Europe's 'The Final Countdown' plays in its entirety to profoundly tease the sweating fans before the bonus track 'The March to War' sets the scene for Sweden's most promising power metal quintet to arrive on stage, lifting off into 'Ghost Divison', heavy and pounding in its live incarnation. The audience instantly combusts with headbanging, shoving, and mosh pits becoming commonplace. Frontman Joakim Broden is as frenetic as usual with his trademark deep voice and adoring his trademark mirror aviators, reflecting the faces of audience members singing along devotedly.
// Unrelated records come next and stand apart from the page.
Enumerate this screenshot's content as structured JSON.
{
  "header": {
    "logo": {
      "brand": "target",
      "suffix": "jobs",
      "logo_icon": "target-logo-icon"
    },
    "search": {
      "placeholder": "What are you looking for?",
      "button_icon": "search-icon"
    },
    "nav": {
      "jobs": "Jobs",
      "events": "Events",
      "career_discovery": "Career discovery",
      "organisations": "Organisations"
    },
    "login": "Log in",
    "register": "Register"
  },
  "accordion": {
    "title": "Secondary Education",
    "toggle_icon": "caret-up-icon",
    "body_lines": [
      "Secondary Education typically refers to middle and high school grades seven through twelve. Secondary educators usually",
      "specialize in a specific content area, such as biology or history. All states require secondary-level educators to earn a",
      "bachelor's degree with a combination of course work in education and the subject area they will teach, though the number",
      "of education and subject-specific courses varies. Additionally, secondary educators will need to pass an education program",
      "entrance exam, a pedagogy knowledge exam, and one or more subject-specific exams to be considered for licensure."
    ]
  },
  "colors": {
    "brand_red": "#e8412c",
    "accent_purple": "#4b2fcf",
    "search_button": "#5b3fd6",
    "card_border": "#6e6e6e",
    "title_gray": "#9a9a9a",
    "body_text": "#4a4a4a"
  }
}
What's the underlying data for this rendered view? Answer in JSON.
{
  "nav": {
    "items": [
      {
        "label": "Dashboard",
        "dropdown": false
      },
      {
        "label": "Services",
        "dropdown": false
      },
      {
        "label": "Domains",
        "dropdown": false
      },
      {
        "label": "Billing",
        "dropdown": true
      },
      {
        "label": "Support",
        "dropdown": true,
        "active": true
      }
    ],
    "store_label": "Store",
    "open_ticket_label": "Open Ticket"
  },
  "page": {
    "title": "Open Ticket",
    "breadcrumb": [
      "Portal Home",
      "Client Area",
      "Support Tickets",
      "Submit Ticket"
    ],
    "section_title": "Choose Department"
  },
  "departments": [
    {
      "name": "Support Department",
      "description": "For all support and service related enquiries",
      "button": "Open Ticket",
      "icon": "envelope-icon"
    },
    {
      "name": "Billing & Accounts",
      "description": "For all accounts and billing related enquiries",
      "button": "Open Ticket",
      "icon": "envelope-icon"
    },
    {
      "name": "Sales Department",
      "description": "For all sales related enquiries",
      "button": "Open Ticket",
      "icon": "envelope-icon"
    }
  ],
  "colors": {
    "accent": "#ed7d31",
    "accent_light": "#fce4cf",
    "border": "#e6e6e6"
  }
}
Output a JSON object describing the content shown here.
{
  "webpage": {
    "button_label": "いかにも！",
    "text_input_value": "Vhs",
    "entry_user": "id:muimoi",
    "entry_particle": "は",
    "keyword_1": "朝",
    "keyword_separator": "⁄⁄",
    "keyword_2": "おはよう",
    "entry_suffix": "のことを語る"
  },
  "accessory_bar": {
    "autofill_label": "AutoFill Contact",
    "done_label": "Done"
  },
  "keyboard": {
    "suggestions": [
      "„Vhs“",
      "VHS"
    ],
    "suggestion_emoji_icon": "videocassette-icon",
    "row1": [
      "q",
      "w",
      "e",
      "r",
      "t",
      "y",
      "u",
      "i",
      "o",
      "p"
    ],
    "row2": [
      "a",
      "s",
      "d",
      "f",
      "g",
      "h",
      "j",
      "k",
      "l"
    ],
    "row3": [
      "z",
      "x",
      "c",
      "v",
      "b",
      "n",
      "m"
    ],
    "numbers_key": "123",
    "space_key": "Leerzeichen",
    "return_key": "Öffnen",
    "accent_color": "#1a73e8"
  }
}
Being the tour promoting their latest full-length war-themed release 'Coat of Arms', the setlist encompasses a vast array of battle hymns including 'Uprising', 'Aces in Exile', 'Saboteurs' and the grave 'The Final Solution'. Although the new 'Coat of Arms' material feels like the Sabaton well is running dry in terms of new musical ventures with lacklustre drumming, an emerge of power chords in favour of riffs and recylced guitar lines, fanatics appear to know every word of these new tracks and whole-heartedly belt the lyrics back to the band. For their credit, the new songs sound more brash and aggressive live, which improves them when compared to their recorded counterparts. Sabaton are still proud of previous full-lengths, particularly 'The Art of War' with 'The Price of a Mile', '40-1' and 'Cliffs of Gallipoli' studding the set. Although fantastic songs in their own right, it would be appreciated if they varied the prime cuts from this album ('Firestorm' and 'Union (Slopes of St. Benedict)í are certifiably engineered for live airings). The two albums that indeed launched Sabaton into the melodic metal consciousness, the less keyboard-drenched and more visceral 'Primo Victoria' and 'Attero Dominatus' are only briefly accounted for in the set with title tracks, 'Back in Control', 'Wolfpack' and the fun metal-centred final tracks that tradiitonally conclude the Sabaton set. Naturally, these tracks secure copious attention and appreciation with the band encouraging the crowd to leap up and down to the beat. Naturally, nothing from 'Metalizer/Fist For Fight' makes the set. The audience's appreciation for the songs is not unnoticed. Broden unveils his eyes from behind his reflective aviators to reveal a look of admiration and genuine happiness at the screaming voices of the venue. He announces that this is Sabaton's largest UK headlining show and is extremely grateful that it is sold out. After 'Attero Dominatus' wraps up, Broden informs the audience that drummer Daniel Mullback celebrates his birthday today. A happy birthday greeting is sung, followed by a large crate wheeled on stage, containing Mullback's present. On opening, it is actually his girlfriend with a bottle of champagne. The champagne is distributed to the band and, unsuccessfully, the audience. How generous of Sabaton. 'Back in Control' ostensibly closes the set before the power metallers return with an encore of 'Coat of Arms', 'Primo Victoria' and the 'Metal Medley', a seamless fusion of 'Metal Machine' and 'Metal Crue' which ends the show on an upbeat, party note. Yet another outstanding performance to add to their repetoire.